And if some other agenda takes center place in a church’s life together, and forms its mission and message to the world; it won’t matter what programs they try; the church will be somewhat unhappy and struggling.  “Jesus Christ, and him crucified,” is the “Eat Less. Move more,” the “simple game,” of the church.

What gets us off base is the fact that we do not trust the simplicity of the gospel. We think we need to jazz it up and make it more appealing and, in the process, we risk hiding the truth in the barrage of hype. This is what Paul warns us about in First Corinthians. We have to be careful about adding things to the basics of the gospel in an attempt to dress it up and make it more exciting.  What is there is exciting enough.

English mystery writer and lay theologian Dorothy Sayers said it best in her book Creed or Chaos: “We are constantly assured that the churches are empty because preachers insist too much upon doctrine – “dull dogma,” as people call it. The fact is the precise opposite. The Christian faith is the most exciting drama that ever staggered the imagination…and the dogma IS the drama.”

(Sayers, Sophia Institute Press, 1949, p.3)
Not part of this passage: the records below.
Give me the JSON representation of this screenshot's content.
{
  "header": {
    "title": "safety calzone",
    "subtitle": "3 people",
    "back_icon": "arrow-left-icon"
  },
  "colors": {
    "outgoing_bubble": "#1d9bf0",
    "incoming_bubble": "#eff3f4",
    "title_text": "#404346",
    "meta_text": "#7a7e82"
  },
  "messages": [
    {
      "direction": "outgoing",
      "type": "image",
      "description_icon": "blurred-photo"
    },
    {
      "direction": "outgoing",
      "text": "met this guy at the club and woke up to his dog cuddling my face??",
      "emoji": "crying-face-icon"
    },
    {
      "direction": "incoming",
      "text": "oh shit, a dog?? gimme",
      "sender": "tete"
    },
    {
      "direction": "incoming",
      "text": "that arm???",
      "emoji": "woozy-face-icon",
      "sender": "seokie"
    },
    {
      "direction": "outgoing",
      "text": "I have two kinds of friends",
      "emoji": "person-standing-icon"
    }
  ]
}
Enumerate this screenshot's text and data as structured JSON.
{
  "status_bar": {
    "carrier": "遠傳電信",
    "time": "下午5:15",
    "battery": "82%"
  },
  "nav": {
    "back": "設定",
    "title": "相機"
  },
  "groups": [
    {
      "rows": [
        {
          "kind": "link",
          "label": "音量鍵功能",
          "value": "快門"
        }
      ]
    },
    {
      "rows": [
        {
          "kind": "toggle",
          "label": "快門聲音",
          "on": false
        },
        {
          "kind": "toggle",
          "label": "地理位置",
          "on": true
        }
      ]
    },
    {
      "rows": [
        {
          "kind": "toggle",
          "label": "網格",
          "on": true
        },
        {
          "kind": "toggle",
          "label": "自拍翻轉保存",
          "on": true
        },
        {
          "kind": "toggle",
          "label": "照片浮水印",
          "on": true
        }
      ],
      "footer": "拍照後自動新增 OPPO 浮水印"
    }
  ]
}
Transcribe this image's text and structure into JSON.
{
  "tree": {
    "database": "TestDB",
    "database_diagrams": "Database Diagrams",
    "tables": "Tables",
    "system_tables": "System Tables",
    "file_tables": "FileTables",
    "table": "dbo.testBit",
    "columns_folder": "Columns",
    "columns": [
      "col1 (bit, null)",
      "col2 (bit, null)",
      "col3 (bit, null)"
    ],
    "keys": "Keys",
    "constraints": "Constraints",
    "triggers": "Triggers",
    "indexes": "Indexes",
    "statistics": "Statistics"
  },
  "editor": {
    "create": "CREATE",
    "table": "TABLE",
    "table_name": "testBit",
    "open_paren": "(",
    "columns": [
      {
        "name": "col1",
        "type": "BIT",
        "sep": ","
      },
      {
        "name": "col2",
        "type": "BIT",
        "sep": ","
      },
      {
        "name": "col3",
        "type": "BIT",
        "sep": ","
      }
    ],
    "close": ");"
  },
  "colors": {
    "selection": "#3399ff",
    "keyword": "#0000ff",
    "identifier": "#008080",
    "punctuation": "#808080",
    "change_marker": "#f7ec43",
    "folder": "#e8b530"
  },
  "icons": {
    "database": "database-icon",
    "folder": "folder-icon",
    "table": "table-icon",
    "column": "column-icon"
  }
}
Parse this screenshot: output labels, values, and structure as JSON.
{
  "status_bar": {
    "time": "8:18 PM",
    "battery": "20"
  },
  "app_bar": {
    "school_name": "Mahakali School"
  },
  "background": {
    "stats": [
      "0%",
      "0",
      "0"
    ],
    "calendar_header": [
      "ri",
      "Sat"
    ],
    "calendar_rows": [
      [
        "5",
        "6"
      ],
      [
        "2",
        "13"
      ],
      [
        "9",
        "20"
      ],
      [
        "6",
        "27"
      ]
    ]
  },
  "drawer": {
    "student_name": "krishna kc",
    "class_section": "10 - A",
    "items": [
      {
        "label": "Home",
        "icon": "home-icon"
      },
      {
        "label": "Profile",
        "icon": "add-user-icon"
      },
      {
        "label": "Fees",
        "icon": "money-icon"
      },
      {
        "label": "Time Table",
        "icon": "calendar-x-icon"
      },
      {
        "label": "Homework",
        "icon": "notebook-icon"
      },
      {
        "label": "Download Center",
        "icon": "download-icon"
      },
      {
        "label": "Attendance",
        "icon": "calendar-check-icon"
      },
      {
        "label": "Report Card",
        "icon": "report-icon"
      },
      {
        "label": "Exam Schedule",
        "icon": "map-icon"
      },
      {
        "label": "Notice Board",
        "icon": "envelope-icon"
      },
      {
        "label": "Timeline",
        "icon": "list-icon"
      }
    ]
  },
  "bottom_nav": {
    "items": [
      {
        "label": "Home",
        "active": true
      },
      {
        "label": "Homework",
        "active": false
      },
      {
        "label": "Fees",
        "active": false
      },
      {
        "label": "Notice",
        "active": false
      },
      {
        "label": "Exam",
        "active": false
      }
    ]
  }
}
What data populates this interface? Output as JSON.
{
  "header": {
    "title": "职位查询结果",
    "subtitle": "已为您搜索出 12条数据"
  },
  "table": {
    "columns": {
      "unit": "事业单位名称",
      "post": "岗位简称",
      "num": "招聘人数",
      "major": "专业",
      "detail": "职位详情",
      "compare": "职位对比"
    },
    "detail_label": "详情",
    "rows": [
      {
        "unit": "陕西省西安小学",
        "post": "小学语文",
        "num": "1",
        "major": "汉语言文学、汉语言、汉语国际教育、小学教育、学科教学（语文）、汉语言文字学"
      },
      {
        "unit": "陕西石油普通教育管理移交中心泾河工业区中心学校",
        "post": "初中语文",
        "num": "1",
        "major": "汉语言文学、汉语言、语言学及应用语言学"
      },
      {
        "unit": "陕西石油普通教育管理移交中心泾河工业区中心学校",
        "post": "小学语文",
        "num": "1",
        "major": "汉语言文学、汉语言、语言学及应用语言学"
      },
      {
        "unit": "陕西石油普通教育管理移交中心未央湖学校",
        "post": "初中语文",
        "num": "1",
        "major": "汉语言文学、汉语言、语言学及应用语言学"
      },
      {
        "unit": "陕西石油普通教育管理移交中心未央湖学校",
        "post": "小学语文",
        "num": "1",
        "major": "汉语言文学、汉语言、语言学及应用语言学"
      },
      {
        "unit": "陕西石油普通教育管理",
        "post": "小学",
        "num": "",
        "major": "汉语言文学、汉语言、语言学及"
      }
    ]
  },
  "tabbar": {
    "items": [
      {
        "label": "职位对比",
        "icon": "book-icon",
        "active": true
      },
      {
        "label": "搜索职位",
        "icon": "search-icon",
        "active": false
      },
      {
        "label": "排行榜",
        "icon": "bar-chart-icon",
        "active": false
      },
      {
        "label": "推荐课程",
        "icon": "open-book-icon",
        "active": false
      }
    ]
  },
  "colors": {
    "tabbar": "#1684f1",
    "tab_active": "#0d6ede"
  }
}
The very words “Jesus Christ, and him crucified” say to us that the God who made us has not abandoned us, the God who made us loves us and wants to be in relationship with us; indeed, wants it so badly that this Holy One, this divine Creator of all that is, came to be with us as one of us, a human being who ate and slept and learned and worked and talked and listened and healed and loved just as we do. We had to learn how much we are loved and how we are invited and inspired to go about loving each other.  Telling us was not enough; we had to be shown.

And so, this humble holy one, in a mystery that it is impossible to unravel, with a wisdom too deep for words, died upon the cross for us – in the place of us, because of us – to show us how to live and how to die, and how to live and die for each other – how to love one another.

“Jesus Christ, and him crucified” is the “eat less and move more” of the church. It is the story with which we will catch the attention, and the hearts, of the world. It is the simple game at the center of our faith, our life together, and our life together in the world.

Amen and amen.